Requirement: Please return all of the records verbatim, with the pictures omitted.

Data for review:

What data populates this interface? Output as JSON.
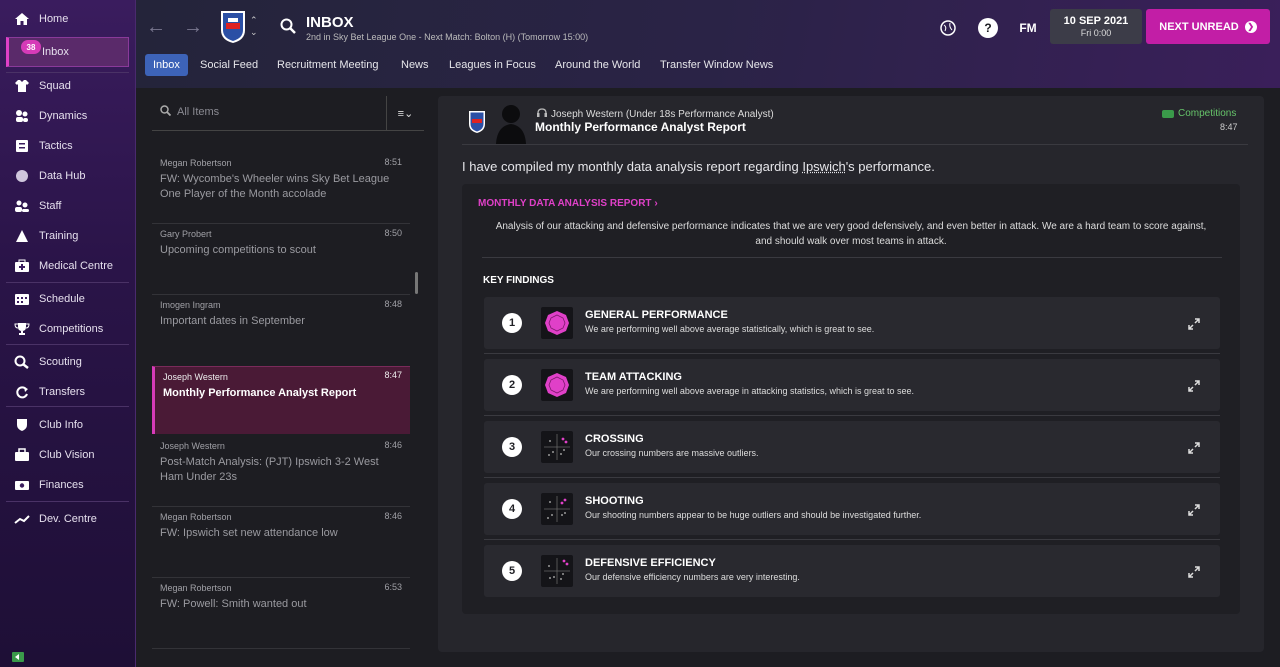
{
  "sidebar": {
    "items": [
      {
        "label": "Home",
        "icon": "home-icon"
      },
      {
        "label": "Inbox",
        "icon": "inbox-icon",
        "badge": "38"
      },
      {
        "label": "Squad",
        "icon": "shirt-icon"
      },
      {
        "label": "Dynamics",
        "icon": "dynamics-icon"
      },
      {
        "label": "Tactics",
        "icon": "tactics-icon"
      },
      {
        "label": "Data Hub",
        "icon": "data-hub-icon"
      },
      {
        "label": "Staff",
        "icon": "staff-icon"
      },
      {
        "label": "Training",
        "icon": "training-icon"
      },
      {
        "label": "Medical Centre",
        "icon": "medical-icon"
      },
      {
        "label": "Schedule",
        "icon": "calendar-icon"
      },
      {
        "label": "Competitions",
        "icon": "trophy-icon"
      },
      {
        "label": "Scouting",
        "icon": "search-icon"
      },
      {
        "label": "Transfers",
        "icon": "transfers-icon"
      },
      {
        "label": "Club Info",
        "icon": "shield-icon"
      },
      {
        "label": "Club Vision",
        "icon": "briefcase-icon"
      },
      {
        "label": "Finances",
        "icon": "money-icon"
      },
      {
        "label": "Dev. Centre",
        "icon": "dev-centre-icon"
      }
    ]
  },
  "header": {
    "title": "INBOX",
    "subtitle": "2nd in Sky Bet League One - Next Match: Bolton (H) (Tomorrow 15:00)",
    "fm_label": "FM",
    "help_label": "?",
    "date": "10 SEP 2021",
    "day_time": "Fri 0:00",
    "next_unread": "NEXT UNREAD"
  },
  "tabs": [
    "Inbox",
    "Social Feed",
    "Recruitment Meeting",
    "News",
    "Leagues in Focus",
    "Around the World",
    "Transfer Window News"
  ],
  "list": {
    "search_placeholder": "All Items",
    "messages": [
      {
        "from": "Megan Robertson",
        "time": "8:51",
        "subject": "FW: Wycombe's Wheeler wins Sky Bet League One Player of the Month accolade"
      },
      {
        "from": "Gary Probert",
        "time": "8:50",
        "subject": "Upcoming competitions to scout"
      },
      {
        "from": "Imogen Ingram",
        "time": "8:48",
        "subject": "Important dates in September"
      },
      {
        "from": "Joseph Western",
        "time": "8:47",
        "subject": "Monthly Performance Analyst Report"
      },
      {
        "from": "Joseph Western",
        "time": "8:46",
        "subject": "Post-Match Analysis: (PJT) Ipswich 3-2 West Ham Under 23s"
      },
      {
        "from": "Megan Robertson",
        "time": "8:46",
        "subject": "FW: Ipswich set new attendance low"
      },
      {
        "from": "Megan Robertson",
        "time": "6:53",
        "subject": "FW: Powell: Smith wanted out"
      }
    ]
  },
  "reader": {
    "from": "Joseph Western (Under 18s Performance Analyst)",
    "subject": "Monthly Performance Analyst Report",
    "tag": "Competitions",
    "time": "8:47",
    "intro_pre": "I have compiled my monthly data analysis report regarding ",
    "intro_club": "Ipswich",
    "intro_post": "'s performance.",
    "report_title": "MONTHLY DATA ANALYSIS REPORT",
    "report_desc": "Analysis of our attacking and defensive performance indicates that we are very good defensively, and even better in attack. We are a hard team to score against, and should walk over most teams in attack.",
    "key_findings_title": "KEY FINDINGS",
    "findings": [
      {
        "num": "1",
        "title": "GENERAL PERFORMANCE",
        "desc": "We are performing well above average statistically, which is great to see."
      },
      {
        "num": "2",
        "title": "TEAM ATTACKING",
        "desc": "We are performing well above average in attacking statistics, which is great to see."
      },
      {
        "num": "3",
        "title": "CROSSING",
        "desc": "Our crossing numbers are massive outliers."
      },
      {
        "num": "4",
        "title": "SHOOTING",
        "desc": "Our shooting numbers appear to be huge outliers and should be investigated further."
      },
      {
        "num": "5",
        "title": "DEFENSIVE EFFICIENCY",
        "desc": "Our defensive efficiency numbers are very interesting."
      }
    ]
  },
  "colors": {
    "accent": "#c21ea6",
    "tab_active": "#3d63b8",
    "tag_green": "#66c46a"
  }
}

Result of the exercise:
What data populates this interface? Output as JSON.
{
  "sidebar": {
    "items": [
      {
        "label": "Home",
        "icon": "home-icon"
      },
      {
        "label": "Inbox",
        "icon": "inbox-icon",
        "badge": "38"
      },
      {
        "label": "Squad",
        "icon": "shirt-icon"
      },
      {
        "label": "Dynamics",
        "icon": "dynamics-icon"
      },
      {
        "label": "Tactics",
        "icon": "tactics-icon"
      },
      {
        "label": "Data Hub",
        "icon": "data-hub-icon"
      },
      {
        "label": "Staff",
        "icon": "staff-icon"
      },
      {
        "label": "Training",
        "icon": "training-icon"
      },
      {
        "label": "Medical Centre",
        "icon": "medical-icon"
      },
      {
        "label": "Schedule",
        "icon": "calendar-icon"
      },
      {
        "label": "Competitions",
        "icon": "trophy-icon"
      },
      {
        "label": "Scouting",
        "icon": "search-icon"
      },
      {
        "label": "Transfers",
        "icon": "transfers-icon"
      },
      {
        "label": "Club Info",
        "icon": "shield-icon"
      },
      {
        "label": "Club Vision",
        "icon": "briefcase-icon"
      },
      {
        "label": "Finances",
        "icon": "money-icon"
      },
      {
        "label": "Dev. Centre",
        "icon": "dev-centre-icon"
      }
    ]
  },
  "header": {
    "title": "INBOX",
    "subtitle": "2nd in Sky Bet League One - Next Match: Bolton (H) (Tomorrow 15:00)",
    "fm_label": "FM",
    "help_label": "?",
    "date": "10 SEP 2021",
    "day_time": "Fri 0:00",
    "next_unread": "NEXT UNREAD"
  },
  "tabs": [
    "Inbox",
    "Social Feed",
    "Recruitment Meeting",
    "News",
    "Leagues in Focus",
    "Around the World",
    "Transfer Window News"
  ],
  "list": {
    "search_placeholder": "All Items",
    "messages": [
      {
        "from": "Megan Robertson",
        "time": "8:51",
        "subject": "FW: Wycombe's Wheeler wins Sky Bet League One Player of the Month accolade"
      },
      {
        "from": "Gary Probert",
        "time": "8:50",
        "subject": "Upcoming competitions to scout"
      },
      {
        "from": "Imogen Ingram",
        "time": "8:48",
        "subject": "Important dates in September"
      },
      {
        "from": "Joseph Western",
        "time": "8:47",
        "subject": "Monthly Performance Analyst Report"
      },
      {
        "from": "Joseph Western",
        "time": "8:46",
        "subject": "Post-Match Analysis: (PJT) Ipswich 3-2 West Ham Under 23s"
      },
      {
        "from": "Megan Robertson",
        "time": "8:46",
        "subject": "FW: Ipswich set new attendance low"
      },
      {
        "from": "Megan Robertson",
        "time": "6:53",
        "subject": "FW: Powell: Smith wanted out"
      }
    ]
  },
  "reader": {
    "from": "Joseph Western (Under 18s Performance Analyst)",
    "subject": "Monthly Performance Analyst Report",
    "tag": "Competitions",
    "time": "8:47",
    "intro_pre": "I have compiled my monthly data analysis report regarding ",
    "intro_club": "Ipswich",
    "intro_post": "'s performance.",
    "report_title": "MONTHLY DATA ANALYSIS REPORT",
    "report_desc": "Analysis of our attacking and defensive performance indicates that we are very good defensively, and even better in attack. We are a hard team to score against, and should walk over most teams in attack.",
    "key_findings_title": "KEY FINDINGS",
    "findings": [
      {
        "num": "1",
        "title": "GENERAL PERFORMANCE",
        "desc": "We are performing well above average statistically, which is great to see."
      },
      {
        "num": "2",
        "title": "TEAM ATTACKING",
        "desc": "We are performing well above average in attacking statistics, which is great to see."
      },
      {
        "num": "3",
        "title": "CROSSING",
        "desc": "Our crossing numbers are massive outliers."
      },
      {
        "num": "4",
        "title": "SHOOTING",
        "desc": "Our shooting numbers appear to be huge outliers and should be investigated further."
      },
      {
        "num": "5",
        "title": "DEFENSIVE EFFICIENCY",
        "desc": "Our defensive efficiency numbers are very interesting."
      }
    ]
  },
  "colors": {
    "accent": "#c21ea6",
    "tab_active": "#3d63b8",
    "tag_green": "#66c46a"
  }
}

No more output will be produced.